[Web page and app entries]

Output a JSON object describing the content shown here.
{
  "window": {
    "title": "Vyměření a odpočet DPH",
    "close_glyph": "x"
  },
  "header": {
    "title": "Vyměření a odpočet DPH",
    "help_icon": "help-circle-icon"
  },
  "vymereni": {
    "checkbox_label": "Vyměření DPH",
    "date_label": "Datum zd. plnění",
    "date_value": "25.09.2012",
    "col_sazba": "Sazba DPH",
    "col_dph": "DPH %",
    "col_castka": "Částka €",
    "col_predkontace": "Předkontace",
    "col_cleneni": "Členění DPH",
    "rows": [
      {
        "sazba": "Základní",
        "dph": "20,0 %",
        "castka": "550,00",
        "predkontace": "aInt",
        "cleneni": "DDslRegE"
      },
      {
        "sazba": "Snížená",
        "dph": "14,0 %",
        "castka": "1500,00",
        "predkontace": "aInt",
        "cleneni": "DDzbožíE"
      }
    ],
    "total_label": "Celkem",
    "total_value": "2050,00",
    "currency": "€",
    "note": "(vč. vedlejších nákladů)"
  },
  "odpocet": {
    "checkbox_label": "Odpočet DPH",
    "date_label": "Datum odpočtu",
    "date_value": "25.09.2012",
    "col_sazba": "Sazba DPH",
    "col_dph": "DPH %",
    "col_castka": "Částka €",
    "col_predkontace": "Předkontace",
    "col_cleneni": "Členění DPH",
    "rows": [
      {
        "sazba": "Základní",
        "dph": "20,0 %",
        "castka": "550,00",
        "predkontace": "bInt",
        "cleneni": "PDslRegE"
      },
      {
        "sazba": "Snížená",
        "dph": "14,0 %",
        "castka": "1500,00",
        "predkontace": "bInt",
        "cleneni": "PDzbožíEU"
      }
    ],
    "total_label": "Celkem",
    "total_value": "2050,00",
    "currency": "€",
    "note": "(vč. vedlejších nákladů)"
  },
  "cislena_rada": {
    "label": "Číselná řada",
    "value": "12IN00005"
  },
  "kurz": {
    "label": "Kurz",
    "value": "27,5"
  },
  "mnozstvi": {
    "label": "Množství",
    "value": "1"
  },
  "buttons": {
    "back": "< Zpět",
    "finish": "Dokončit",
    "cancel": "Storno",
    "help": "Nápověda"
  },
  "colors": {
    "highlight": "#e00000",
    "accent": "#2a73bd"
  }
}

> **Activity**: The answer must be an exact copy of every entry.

> **Result of this exercise**:
Output a JSON object describing the content shown here.
{
  "window": {
    "title": "Vyměření a odpočet DPH",
    "close_glyph": "x"
  },
  "header": {
    "title": "Vyměření a odpočet DPH",
    "help_icon": "help-circle-icon"
  },
  "vymereni": {
    "checkbox_label": "Vyměření DPH",
    "date_label": "Datum zd. plnění",
    "date_value": "25.09.2012",
    "col_sazba": "Sazba DPH",
    "col_dph": "DPH %",
    "col_castka": "Částka €",
    "col_predkontace": "Předkontace",
    "col_cleneni": "Členění DPH",
    "rows": [
      {
        "sazba": "Základní",
        "dph": "20,0 %",
        "castka": "550,00",
        "predkontace": "aInt",
        "cleneni": "DDslRegE"
      },
      {
        "sazba": "Snížená",
        "dph": "14,0 %",
        "castka": "1500,00",
        "predkontace": "aInt",
        "cleneni": "DDzbožíE"
      }
    ],
    "total_label": "Celkem",
    "total_value": "2050,00",
    "currency": "€",
    "note": "(vč. vedlejších nákladů)"
  },
  "odpocet": {
    "checkbox_label": "Odpočet DPH",
    "date_label": "Datum odpočtu",
    "date_value": "25.09.2012",
    "col_sazba": "Sazba DPH",
    "col_dph": "DPH %",
    "col_castka": "Částka €",
    "col_predkontace": "Předkontace",
    "col_cleneni": "Členění DPH",
    "rows": [
      {
        "sazba": "Základní",
        "dph": "20,0 %",
        "castka": "550,00",
        "predkontace": "bInt",
        "cleneni": "PDslRegE"
      },
      {
        "sazba": "Snížená",
        "dph": "14,0 %",
        "castka": "1500,00",
        "predkontace": "bInt",
        "cleneni": "PDzbožíEU"
      }
    ],
    "total_label": "Celkem",
    "total_value": "2050,00",
    "currency": "€",
    "note": "(vč. vedlejších nákladů)"
  },
  "cislena_rada": {
    "label": "Číselná řada",
    "value": "12IN00005"
  },
  "kurz": {
    "label": "Kurz",
    "value": "27,5"
  },
  "mnozstvi": {
    "label": "Množství",
    "value": "1"
  },
  "buttons": {
    "back": "< Zpět",
    "finish": "Dokončit",
    "cancel": "Storno",
    "help": "Nápověda"
  },
  "colors": {
    "highlight": "#e00000",
    "accent": "#2a73bd"
  }
}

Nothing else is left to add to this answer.